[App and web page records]
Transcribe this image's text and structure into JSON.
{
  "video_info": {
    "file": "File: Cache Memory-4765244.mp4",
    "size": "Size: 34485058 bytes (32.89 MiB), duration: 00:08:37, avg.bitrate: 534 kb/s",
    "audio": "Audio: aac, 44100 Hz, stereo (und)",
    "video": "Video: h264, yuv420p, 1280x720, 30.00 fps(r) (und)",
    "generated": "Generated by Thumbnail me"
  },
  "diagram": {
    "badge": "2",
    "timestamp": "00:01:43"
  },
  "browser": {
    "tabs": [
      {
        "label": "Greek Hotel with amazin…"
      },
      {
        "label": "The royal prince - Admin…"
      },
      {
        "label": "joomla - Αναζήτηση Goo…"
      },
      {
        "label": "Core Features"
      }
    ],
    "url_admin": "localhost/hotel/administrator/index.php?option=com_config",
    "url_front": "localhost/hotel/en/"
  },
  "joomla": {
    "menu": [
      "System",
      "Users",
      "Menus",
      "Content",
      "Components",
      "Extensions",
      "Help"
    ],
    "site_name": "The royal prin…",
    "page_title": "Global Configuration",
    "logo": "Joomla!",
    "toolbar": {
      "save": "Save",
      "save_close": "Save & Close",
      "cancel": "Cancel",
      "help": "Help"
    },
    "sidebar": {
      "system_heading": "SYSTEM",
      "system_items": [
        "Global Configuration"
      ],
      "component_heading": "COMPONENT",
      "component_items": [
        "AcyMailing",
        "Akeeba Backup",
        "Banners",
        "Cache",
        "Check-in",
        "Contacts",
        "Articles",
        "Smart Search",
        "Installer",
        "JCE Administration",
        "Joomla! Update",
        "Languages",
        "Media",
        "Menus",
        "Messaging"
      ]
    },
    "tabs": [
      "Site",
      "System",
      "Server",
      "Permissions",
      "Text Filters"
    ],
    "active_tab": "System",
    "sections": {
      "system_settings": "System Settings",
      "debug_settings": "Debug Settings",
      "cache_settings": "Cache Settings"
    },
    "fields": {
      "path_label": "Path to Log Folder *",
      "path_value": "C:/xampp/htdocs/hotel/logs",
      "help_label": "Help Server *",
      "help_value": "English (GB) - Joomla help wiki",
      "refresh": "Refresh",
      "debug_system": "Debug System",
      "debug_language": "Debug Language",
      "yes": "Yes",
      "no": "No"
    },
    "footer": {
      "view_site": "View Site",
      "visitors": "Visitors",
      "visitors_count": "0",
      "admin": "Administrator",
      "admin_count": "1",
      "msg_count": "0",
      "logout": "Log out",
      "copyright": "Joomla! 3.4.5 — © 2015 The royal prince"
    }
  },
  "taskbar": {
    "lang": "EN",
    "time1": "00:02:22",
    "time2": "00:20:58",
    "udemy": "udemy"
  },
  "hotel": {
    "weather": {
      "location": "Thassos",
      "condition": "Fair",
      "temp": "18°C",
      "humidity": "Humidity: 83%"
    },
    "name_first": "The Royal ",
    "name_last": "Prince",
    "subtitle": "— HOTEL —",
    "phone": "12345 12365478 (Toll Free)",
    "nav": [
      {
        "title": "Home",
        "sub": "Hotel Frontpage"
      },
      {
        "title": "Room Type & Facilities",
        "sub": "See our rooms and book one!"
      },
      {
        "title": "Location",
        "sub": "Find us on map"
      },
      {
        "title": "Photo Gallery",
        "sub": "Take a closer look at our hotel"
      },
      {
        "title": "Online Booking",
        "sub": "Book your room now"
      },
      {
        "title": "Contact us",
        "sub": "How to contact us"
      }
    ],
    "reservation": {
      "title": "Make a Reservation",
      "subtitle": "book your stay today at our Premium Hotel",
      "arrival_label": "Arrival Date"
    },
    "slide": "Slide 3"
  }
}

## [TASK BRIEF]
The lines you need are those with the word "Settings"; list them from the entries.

## [TASK RESPONSE]
      "system_settings": "System Settings",
      "debug_settings": "Debug Settings",
      "cache_settings": "Cache Settings"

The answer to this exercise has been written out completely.